As optional equipment may had an impact on the weight and aerodynamics of a vehicle, the WLTP test better reflected the expected emissions levels of individually built vehicles. The WLTP tests are lab-based, in order to ensure the comparability of test conditions for all vehicles, such as wind, temperature, traffic density, condition of the road. Results therefore represent average usage conditions, and individual driving behaviour may still differ strongly.
Under the WLTP procedure, average CO2 values were expected to rise. As a consequence, companies that included a CO2 limit in their car policy will need to analyse, reconsider and maybe also adjust it. The changed fuel consumption and CO2 values have had a direct impact on the vehicle selection of employees. Many models might no longer be selected, if a car policy stays the same. We expected a general increase in WLTP CO2 levels of up to 25 percent (for cars from every manufacturer). So it has become very important to analyse the exact impact of the new CO2 values on the vehicle list. This will be possible once the manufacturers make the official data available.
While the WLTP procedure has been adopted on international level, vehicle taxation is still a country-specific matter. Therefore, governments are expected to adjust local legislation in order to clarify any uncertainty regarding the impact on vehicle-related taxation. To date, no detailed information from the different countries has been made available.

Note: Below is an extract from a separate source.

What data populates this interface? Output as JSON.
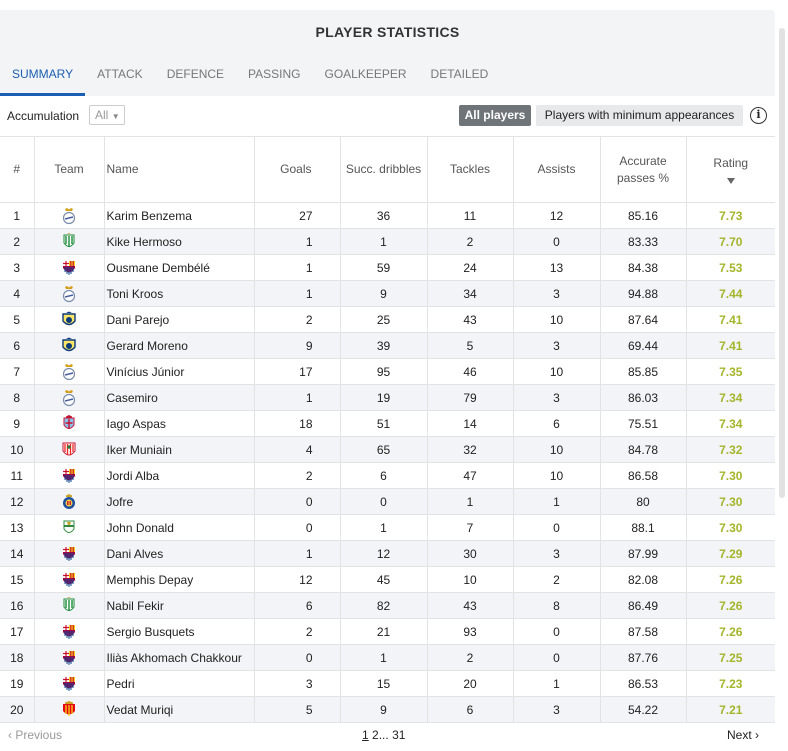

But it is assumed that the taxation for the vehicles will rise, especially in countries that tax according to CO2 values (environmental tax, road tax, etc.).More information (from ACEA)
WLTP Basics FAQ
While the WLTP procedure has been adopted on international level, vehicle taxation is still a country-specific matter. Therefore, governments are expected to adjust local legislation in order to clarify any uncertainty regarding the impact on vehicle-related taxation. To this date, no detailed information from the countries is available. But it is assumed that the taxation for the vehicles will rise, especially in countries that tax according to CO2 values (environmental tax, road tax, etc.).
WLTP is a legally binding certification requirement and applies equally to all manufacturers.
WLTP was introduced in the EU-28 countries as well as in Norway, Iceland, Switzerland (and Liechtenstein) and the EU user states Turkey and Israel.
In principle, the change to WLTP does not change the way vehicles are already approved. In the first step of the introduction from September 1st 2017, WLTP is initially relevant for new type approvals. The manufacturers must apply to the relevant competent authorities if they want to place a new vehicle on the market or if a model is subject to significant technical modifications. From September 1st 2018, the WLTP guidelines are then mandatory for all new registrations.
In many countries, car taxation is partly measured by the CO2 emissions of a vehicle. However, the extent to which the new test procedure affects this regulation has not yet been clarified to date (as of September 2017) and is still regulated by national law.
Optional extras can alter the weight or the aerodynamics of the vehicle and thus also affect fuel consumption and emissions. In the selection of special equipment during the configuration of a vehicle, it will therefore be recognisable in the future, how the CO2 value of the vehicle changes.
In reality, the consumption and CO2 emissions of a vehicle are dependent on a number of factors, which can not be reconstructed in the laboratory with WLTP 1: 1. A key factor here are the different driving styles. This means that if two drivers drive the exact same vehicle under the exact same conditions in real road traffic, different values will necessarily result, for example, by individual acceleration and braking behavior.